Provided records ▸
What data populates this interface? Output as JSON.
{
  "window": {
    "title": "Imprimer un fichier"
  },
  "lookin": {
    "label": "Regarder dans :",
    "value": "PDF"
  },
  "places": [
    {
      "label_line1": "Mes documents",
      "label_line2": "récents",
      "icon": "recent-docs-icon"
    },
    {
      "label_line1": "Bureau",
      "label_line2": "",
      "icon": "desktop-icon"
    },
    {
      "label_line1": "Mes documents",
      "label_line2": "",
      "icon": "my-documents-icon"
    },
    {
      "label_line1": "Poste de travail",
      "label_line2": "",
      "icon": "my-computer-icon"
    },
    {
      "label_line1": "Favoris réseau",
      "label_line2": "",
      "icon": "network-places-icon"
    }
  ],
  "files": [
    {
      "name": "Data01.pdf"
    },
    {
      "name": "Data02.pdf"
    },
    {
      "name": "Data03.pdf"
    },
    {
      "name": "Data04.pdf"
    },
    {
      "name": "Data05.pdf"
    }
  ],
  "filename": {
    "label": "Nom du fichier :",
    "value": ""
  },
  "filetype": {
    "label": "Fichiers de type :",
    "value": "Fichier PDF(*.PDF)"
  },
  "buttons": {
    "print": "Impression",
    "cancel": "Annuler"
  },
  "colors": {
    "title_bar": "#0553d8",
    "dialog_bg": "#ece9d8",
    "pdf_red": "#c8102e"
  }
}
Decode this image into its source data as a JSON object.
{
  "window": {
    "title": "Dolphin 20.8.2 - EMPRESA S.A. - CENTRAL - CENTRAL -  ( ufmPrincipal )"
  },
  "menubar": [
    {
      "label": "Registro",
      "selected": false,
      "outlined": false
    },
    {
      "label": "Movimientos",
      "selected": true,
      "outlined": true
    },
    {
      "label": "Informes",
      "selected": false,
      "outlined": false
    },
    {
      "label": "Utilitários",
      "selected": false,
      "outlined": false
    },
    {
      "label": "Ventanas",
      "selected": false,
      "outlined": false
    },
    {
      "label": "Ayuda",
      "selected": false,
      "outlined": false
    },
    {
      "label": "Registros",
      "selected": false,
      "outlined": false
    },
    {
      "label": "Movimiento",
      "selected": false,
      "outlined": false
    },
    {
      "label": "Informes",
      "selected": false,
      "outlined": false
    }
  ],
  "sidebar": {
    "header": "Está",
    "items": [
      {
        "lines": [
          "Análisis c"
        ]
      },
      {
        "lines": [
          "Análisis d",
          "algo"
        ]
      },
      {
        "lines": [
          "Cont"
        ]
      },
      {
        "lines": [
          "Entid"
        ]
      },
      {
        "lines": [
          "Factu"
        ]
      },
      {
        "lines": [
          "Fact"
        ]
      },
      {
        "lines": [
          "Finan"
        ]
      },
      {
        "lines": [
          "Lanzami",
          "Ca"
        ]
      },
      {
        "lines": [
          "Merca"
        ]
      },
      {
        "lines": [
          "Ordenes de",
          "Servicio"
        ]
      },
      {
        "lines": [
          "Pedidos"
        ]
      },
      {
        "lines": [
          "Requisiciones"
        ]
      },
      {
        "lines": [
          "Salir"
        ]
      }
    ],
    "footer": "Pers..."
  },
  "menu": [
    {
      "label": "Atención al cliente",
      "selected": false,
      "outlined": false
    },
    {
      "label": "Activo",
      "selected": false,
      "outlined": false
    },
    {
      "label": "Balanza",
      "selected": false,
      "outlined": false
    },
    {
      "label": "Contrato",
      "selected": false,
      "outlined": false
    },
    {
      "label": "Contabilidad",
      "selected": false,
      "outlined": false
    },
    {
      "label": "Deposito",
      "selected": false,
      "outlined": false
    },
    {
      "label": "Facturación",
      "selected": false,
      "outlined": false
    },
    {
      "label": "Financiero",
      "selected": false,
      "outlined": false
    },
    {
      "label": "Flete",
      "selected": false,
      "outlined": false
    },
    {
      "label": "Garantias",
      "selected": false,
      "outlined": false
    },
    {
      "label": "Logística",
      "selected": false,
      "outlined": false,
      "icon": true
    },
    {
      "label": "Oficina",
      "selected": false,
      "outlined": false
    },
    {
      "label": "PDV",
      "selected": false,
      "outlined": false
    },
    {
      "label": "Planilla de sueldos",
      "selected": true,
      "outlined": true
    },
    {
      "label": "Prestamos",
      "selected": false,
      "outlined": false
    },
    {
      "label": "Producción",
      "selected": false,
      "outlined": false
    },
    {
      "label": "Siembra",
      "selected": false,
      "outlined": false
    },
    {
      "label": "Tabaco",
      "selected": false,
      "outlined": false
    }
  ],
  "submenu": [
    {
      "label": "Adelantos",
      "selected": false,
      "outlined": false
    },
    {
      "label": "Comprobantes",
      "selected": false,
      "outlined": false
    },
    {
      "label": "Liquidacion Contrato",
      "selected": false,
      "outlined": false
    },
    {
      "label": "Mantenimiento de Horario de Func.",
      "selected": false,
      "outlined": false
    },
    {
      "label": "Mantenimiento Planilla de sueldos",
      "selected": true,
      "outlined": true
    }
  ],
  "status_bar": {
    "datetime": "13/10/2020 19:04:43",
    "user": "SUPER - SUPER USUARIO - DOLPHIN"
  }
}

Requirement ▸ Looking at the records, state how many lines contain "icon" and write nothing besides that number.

Expected output ▸ 6